Second Harvest North Central Food Bank provides the majority of the goods, while Pan-O-Gold Baking Co. donates freshly baked bread each week. Local grocery stores, like Cub Foods, Walmart and Costco, have donated both food and funds in the past, as well as hosted food drives for the cause.
“We’re typically after things that we can get for free, and we’re expecting it to be maybe stuff that the best-by date’s a little old, or stuff like that,” Heppner said. “But we’ve found that the community is very generous and even able and willing to give us stuff that is new and fresh.”
Last academic year, the food pantry went through about 17,000 pounds of food.
Kids Against Hunger-Brainerd Lakes Area often donates some of its pre-packaged dried goods to the food pantry and offers cooking lessons to students to show them how to best use healthy ingredients, as does the University of Minnesota-Extension.
“Obviously, if they’re eating better and they’re eating enough, they’re going to be healthier,” John Poston, CEO of Kids Against Hunger-Brainerd Lakes Area, said during the open house, noting he believes the food pantry model CLC has come up with will likely be used as an example for other colleges around the state.

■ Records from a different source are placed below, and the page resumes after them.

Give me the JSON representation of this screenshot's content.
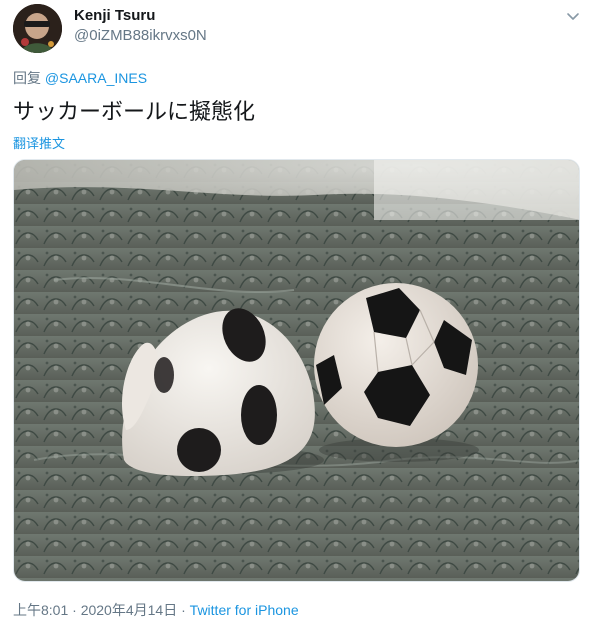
{
  "author": {
    "display_name": "Kenji Tsuru",
    "handle": "@0iZMB88ikrvxs0N"
  },
  "reply": {
    "prefix": "回复",
    "mention": "@SAARA_INES"
  },
  "tweet": {
    "text": "サッカーボールに擬態化",
    "translate_label": "翻译推文"
  },
  "meta": {
    "time": "上午8:01",
    "separator": " · ",
    "date": "2020年4月14日",
    "separator2": " · ",
    "source": "Twitter for iPhone"
  },
  "icons": {
    "caret": "chevron-down-icon"
  },
  "colors": {
    "link": "#1b95e0",
    "secondary_text": "#657786",
    "primary_text": "#14171a"
  }
}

Other community partners working with the food pantry include Crow Wing Energized, the Initiative Foundation, Brainerd Lions Club and Sourcewell.
CLC alumnus Cody Caughey is working under a grant from Sourcewell right now to reach out to organizations willing to donate goods or offer grants to the pantry.

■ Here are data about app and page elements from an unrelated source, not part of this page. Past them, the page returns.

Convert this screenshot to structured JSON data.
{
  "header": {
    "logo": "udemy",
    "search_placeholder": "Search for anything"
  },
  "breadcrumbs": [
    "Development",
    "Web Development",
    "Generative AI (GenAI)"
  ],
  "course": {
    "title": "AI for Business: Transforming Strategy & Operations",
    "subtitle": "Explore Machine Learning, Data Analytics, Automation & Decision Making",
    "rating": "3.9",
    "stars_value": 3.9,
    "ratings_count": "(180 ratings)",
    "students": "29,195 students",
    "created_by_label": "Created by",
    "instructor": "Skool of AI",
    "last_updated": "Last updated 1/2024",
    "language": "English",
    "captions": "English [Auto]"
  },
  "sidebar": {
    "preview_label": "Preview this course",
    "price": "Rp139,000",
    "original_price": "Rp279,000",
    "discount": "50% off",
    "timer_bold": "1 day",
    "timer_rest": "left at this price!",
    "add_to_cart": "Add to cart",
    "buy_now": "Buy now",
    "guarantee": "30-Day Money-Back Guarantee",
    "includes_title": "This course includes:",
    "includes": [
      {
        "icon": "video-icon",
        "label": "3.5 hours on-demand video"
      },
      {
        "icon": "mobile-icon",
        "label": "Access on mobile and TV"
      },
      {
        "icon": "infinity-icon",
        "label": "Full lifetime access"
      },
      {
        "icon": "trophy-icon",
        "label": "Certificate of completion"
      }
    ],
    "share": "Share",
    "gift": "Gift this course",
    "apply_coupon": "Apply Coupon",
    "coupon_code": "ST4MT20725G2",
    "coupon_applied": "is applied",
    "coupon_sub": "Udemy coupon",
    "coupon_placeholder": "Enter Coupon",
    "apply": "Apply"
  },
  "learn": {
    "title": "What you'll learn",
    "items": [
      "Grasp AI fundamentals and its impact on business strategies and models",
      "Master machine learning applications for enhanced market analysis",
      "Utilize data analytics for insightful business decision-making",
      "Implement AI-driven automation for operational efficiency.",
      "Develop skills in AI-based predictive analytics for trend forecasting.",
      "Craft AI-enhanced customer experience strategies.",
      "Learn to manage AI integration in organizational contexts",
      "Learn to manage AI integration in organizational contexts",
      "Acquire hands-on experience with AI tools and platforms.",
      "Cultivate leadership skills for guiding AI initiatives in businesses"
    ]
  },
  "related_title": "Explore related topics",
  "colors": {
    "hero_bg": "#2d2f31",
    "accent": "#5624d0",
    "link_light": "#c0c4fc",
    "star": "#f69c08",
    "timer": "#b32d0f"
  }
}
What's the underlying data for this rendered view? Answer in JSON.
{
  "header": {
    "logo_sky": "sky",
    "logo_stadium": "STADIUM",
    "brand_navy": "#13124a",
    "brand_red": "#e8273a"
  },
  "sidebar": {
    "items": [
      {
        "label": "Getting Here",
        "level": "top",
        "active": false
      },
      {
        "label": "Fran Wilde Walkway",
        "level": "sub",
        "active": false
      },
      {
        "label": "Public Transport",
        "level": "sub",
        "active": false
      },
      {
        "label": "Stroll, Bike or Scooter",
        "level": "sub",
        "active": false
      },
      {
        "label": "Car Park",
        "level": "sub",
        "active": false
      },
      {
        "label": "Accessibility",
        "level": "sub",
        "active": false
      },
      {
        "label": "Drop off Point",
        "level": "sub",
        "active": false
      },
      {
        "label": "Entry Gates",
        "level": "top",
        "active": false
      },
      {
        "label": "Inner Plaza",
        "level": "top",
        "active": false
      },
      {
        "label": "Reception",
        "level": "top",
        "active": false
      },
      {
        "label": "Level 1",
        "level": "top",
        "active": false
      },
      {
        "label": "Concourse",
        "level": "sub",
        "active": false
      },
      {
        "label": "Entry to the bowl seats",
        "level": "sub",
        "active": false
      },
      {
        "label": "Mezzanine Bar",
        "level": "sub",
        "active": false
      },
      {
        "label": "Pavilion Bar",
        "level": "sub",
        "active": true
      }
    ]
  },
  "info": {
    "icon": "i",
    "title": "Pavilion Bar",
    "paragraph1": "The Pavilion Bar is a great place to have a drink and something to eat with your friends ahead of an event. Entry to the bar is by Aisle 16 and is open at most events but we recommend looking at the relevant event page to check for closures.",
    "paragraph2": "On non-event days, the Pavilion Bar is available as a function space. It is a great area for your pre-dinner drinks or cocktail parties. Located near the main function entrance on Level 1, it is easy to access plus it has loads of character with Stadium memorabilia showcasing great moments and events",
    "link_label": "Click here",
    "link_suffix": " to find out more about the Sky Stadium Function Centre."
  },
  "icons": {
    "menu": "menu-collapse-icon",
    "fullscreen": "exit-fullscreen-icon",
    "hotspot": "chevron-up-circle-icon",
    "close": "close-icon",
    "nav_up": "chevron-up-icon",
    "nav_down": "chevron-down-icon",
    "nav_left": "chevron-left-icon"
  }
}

While attending CLC, Caughey worked at the shelf under Heppner and occasionally made use of it himself as well.
“To have a resource like that as a student is a huge thing,” he said, noting he and other students didn’t always have healthy, budget-friendly eating options otherwise.
“I’ve seen so many students come in who don’t have anything,” he said. “They live out of their cars, they’re trying to feed their baby, stuff like that. It’s a good resource to have.”
Student Leon Lyttle described the food pantry as a lifesaver that helps lessen the financial burden for students.
“They can grab something to eat for the day, or they can grab a couple things to bring home,” he said, noting he sees the benefits, not only as a student, but as a member of Student Life who works at the pantry as well.
Athletes tend to use the pantry a lot, Lyttle said, both during the school year and the summer when they’re on campus for games and practices.
Now an alumna, former CLC basketball player Naomi Lane said she liked the options the food pantry provided when she was on campus all day with morning classes and evening practices and didn’t want to drive the hour home between the two.
“It was a nice easy thing to grab,” she said.
After the 2015 rebranding campaign, not only did donations and usership increase, but Heppner believes the stigma around students using a food shelf, or food pantry in this case, has dramatically decreased. Now, the food pantry is a part of campus culture for so many students.
Students can take a bagful of groceries for the weekend or simply grab a couple items for lunch.
“Because what they’re telling us is that they don’t have money for lunch,” Heppner said. “So we’re feeling good about providing something for them.”
Heppner said he doesn’t really have any regulations with how often students use the food pantry, as long as they’re respectful of others.
“We found that students really kind of police themselves,” he said, noting he has never seen an issue of one or students wiping out the stock, as they seem to recognize and value the community support behind the food pantry.
How to donate
Any food or monetary donations to the CLC food pantry are welcome. Money, however, is preferred, as Heppner said Second Harvest makes it easy to stretch each dollar as far as it can go, and with monetary donations he can shop for the specific foods that are most needed.
All donations can be dropped off at the CLC Welcome Center on both the Brainerd and Staples Campuses, as the Staples Campus has its own version of a food pantry for students as well.
“We have definitely benefited from people wanting to invest in our students and keep them here in our community and keep them healthy,” Heppner said.